4. Get organized! Make lists. Mark important dates/events etc on the calender where everyone involved can see it.

5. Delegate! Don’t be afraid to ask for help. It’s not about perfection, it’s about fun and time with family and feeling connected. Get the kids to do things appropriate for their age, or helping when they can do some things with your guidance.

6. Don’t take on too much! You don’t have to do it all, and you can’t do it all. This is supposed to be fun remember, for you too, not just everyone else.

7. Don’t be afraid to say no. It’s ok not to bake something for the school sale, or to say no to one more potluck or cookie exchange.

8. When it comes to gift giving, set a budget and stick to it. I spent many years having a budget of $20 per person to spend, and I made the most of it and was happy with the gifts I gave because it required thought and effort, but also because I didn’t go into debt over Christmas, which would have added to my stress!

9. Let things roll off your back! Don’t take things personally. Remember everyone is undergoing their own stress right now and you don’t know what’s going on in their life. Let it go. Christmas is about giving, so give everyone a little extra slack…including yourself.

10. Limit coffee and other stimulating foods/drinks. Eat regularly- every 3-4 hours, even a little snack containing both complex carbs and protein is best. Consider a B Complex supplement from a whole food plant based source to help with energy and stress. If you really get stressed at this time of year, then consider a stress formula supplement from the same type of source. Also consider the following:
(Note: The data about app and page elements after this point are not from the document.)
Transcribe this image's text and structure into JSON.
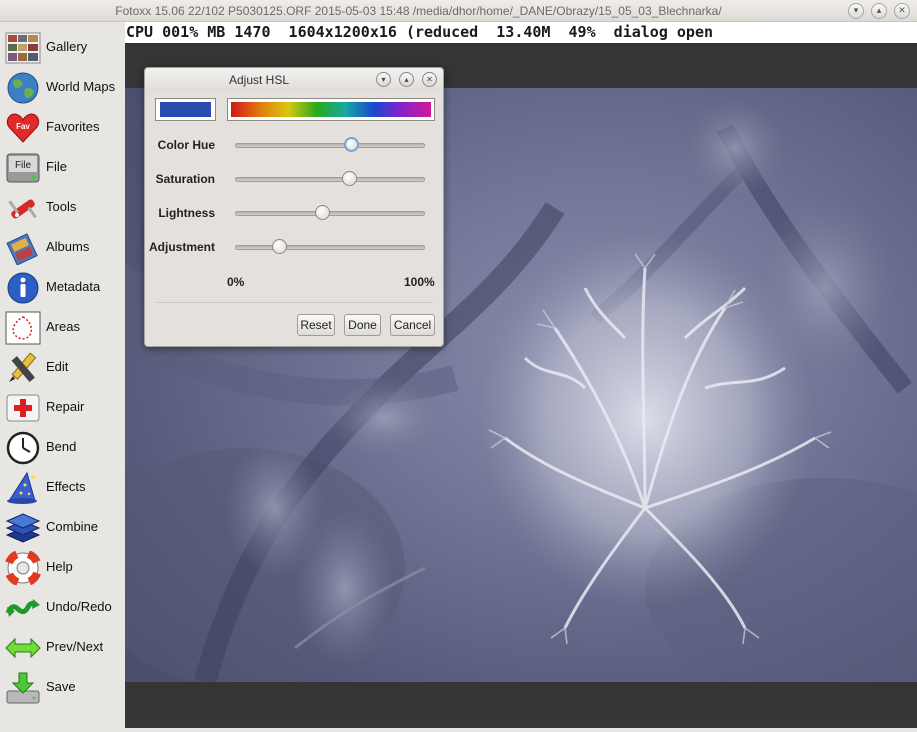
{
  "window": {
    "title": "Fotoxx 15.06  22/102  P5030125.ORF  2015-05-03 15:48  /media/dhor/home/_DANE/Obrazy/15_05_03_Blechnarka/"
  },
  "status": {
    "text": "CPU 001% MB 1470  1604x1200x16 (reduced  13.40M  49%  dialog open"
  },
  "sidebar": {
    "items": [
      {
        "label": "Gallery"
      },
      {
        "label": "World Maps"
      },
      {
        "label": "Favorites"
      },
      {
        "label": "File"
      },
      {
        "label": "Tools"
      },
      {
        "label": "Albums"
      },
      {
        "label": "Metadata"
      },
      {
        "label": "Areas"
      },
      {
        "label": "Edit"
      },
      {
        "label": "Repair"
      },
      {
        "label": "Bend"
      },
      {
        "label": "Effects"
      },
      {
        "label": "Combine"
      },
      {
        "label": "Help"
      },
      {
        "label": "Undo/Redo"
      },
      {
        "label": "Prev/Next"
      },
      {
        "label": "Save"
      }
    ]
  },
  "icons": {
    "favorites_badge": "Fav",
    "file_badge": "File"
  },
  "dialog": {
    "title": "Adjust HSL",
    "selected_color": "#2a4bb0",
    "sliders": [
      {
        "label": "Color Hue",
        "value": 0.61
      },
      {
        "label": "Saturation",
        "value": 0.6
      },
      {
        "label": "Lightness",
        "value": 0.46
      },
      {
        "label": "Adjustment",
        "value": 0.23
      }
    ],
    "scale_min": "0%",
    "scale_max": "100%",
    "buttons": {
      "reset": "Reset",
      "done": "Done",
      "cancel": "Cancel"
    }
  }
}
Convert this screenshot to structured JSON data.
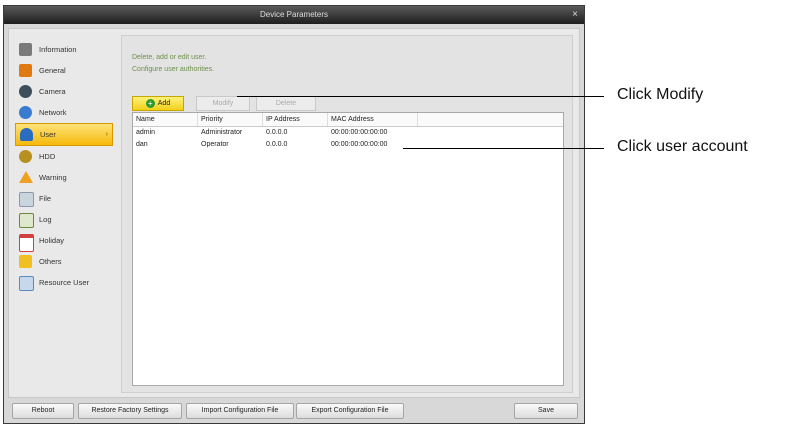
{
  "window": {
    "title": "Device Parameters",
    "close": "×"
  },
  "sidebar": {
    "items": [
      {
        "label": "Information",
        "color": "#7a7a7a"
      },
      {
        "label": "General",
        "color": "#e07a10"
      },
      {
        "label": "Camera",
        "color": "#3c4d5c"
      },
      {
        "label": "Network",
        "color": "#3a7ad0"
      },
      {
        "label": "User",
        "color": "#2a6cc0",
        "active": true
      },
      {
        "label": "HDD",
        "color": "#b89020"
      },
      {
        "label": "Warning",
        "color": "#f0a020"
      },
      {
        "label": "File",
        "color": "#8a9aaa"
      },
      {
        "label": "Log",
        "color": "#6a8a3a"
      },
      {
        "label": "Holiday",
        "color": "#d04040"
      },
      {
        "label": "Others",
        "color": "#f0c020"
      },
      {
        "label": "Resource User",
        "color": "#5a8ac0"
      }
    ],
    "active_arrow": "›"
  },
  "panel": {
    "desc_line1": "Delete, add or edit user.",
    "desc_line2": "Configure user authorities.",
    "add_label": "Add",
    "add_icon": "+",
    "modify_label": "Modify",
    "delete_label": "Delete"
  },
  "table": {
    "headers": [
      "Name",
      "Priority",
      "IP Address",
      "MAC Address"
    ],
    "rows": [
      [
        "admin",
        "Administrator",
        "0.0.0.0",
        "00:00:00:00:00:00"
      ],
      [
        "dan",
        "Operator",
        "0.0.0.0",
        "00:00:00:00:00:00"
      ]
    ]
  },
  "bottom": {
    "reboot": "Reboot",
    "restore": "Restore Factory Settings",
    "import": "Import Configuration File",
    "export": "Export Configuration File",
    "save": "Save"
  },
  "callouts": {
    "modify": "Click Modify",
    "user_account": "Click user account"
  }
}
Eat whole foods rich in minerals and B vitamins.
–Green leafy vegetables – romaine lettuce, kale, collard greens, spinach
Whole grains – brown rice, quinoa, teff, oats
Raw or dry-roasted nuts and seeds – almonds, walnuts, sunflower seeds, pumpkin seeds
Cooked beans – a rich source of magnesium (a vital stress-relief mineral).
Eat cruciferous (cabbage family) vegetables that support enzymes that metabolize stress hormones more readily.
–Cabbage, kale, cauliflower, broccoli, Brussel’s sprouts.
Consume natural-sedative foods or beverages an hour before bed.
–Oats, warm milk, protein sources high in the amino acid tryptophan (cheese, meat, turkey, etc.), chamomile tea
Fish or fish oils rich in omega-3 fatty acids have been shown to reduce the stress response.
Break the fast and eat a good-sized breakfast.
Skipping breakfast and drinking a cup of liquid cortisol (coffee) first thing in the morning will surely spike stress hormones.

I hope these tips help make your holidays easier to get through as no matter how much we may look forward to them- they are a time of stress. Your body/brain doesn’t know the difference between good and bad stress, it just knows you are stressed.